— Instructions for the task —
If a line in the listing carries the word "pick", return a copy of that line.

— Extracted records —
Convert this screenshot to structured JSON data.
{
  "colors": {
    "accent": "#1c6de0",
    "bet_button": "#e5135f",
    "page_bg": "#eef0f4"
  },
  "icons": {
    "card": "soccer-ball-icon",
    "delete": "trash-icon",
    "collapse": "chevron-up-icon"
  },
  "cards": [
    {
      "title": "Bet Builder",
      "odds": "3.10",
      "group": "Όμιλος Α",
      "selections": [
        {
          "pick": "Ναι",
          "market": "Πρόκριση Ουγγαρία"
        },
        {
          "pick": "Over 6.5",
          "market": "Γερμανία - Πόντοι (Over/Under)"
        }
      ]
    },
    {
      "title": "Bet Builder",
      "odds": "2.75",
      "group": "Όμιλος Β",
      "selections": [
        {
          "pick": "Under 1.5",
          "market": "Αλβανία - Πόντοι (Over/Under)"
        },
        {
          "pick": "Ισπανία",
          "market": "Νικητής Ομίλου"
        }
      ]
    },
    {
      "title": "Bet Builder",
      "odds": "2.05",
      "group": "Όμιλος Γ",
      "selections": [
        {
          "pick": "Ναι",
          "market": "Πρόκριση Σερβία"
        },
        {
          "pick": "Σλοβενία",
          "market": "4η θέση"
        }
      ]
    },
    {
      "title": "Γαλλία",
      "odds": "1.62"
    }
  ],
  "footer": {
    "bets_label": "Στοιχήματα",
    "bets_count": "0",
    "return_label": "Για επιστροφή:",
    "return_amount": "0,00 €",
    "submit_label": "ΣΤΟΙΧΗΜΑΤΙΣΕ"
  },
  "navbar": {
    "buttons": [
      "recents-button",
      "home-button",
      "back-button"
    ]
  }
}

— Solution for this exercise —
          "pick": "Ναι",
          "pick": "Over 6.5",
          "pick": "Under 1.5",
          "pick": "Ισπανία",
          "pick": "Ναι",
          "pick": "Σλοβενία",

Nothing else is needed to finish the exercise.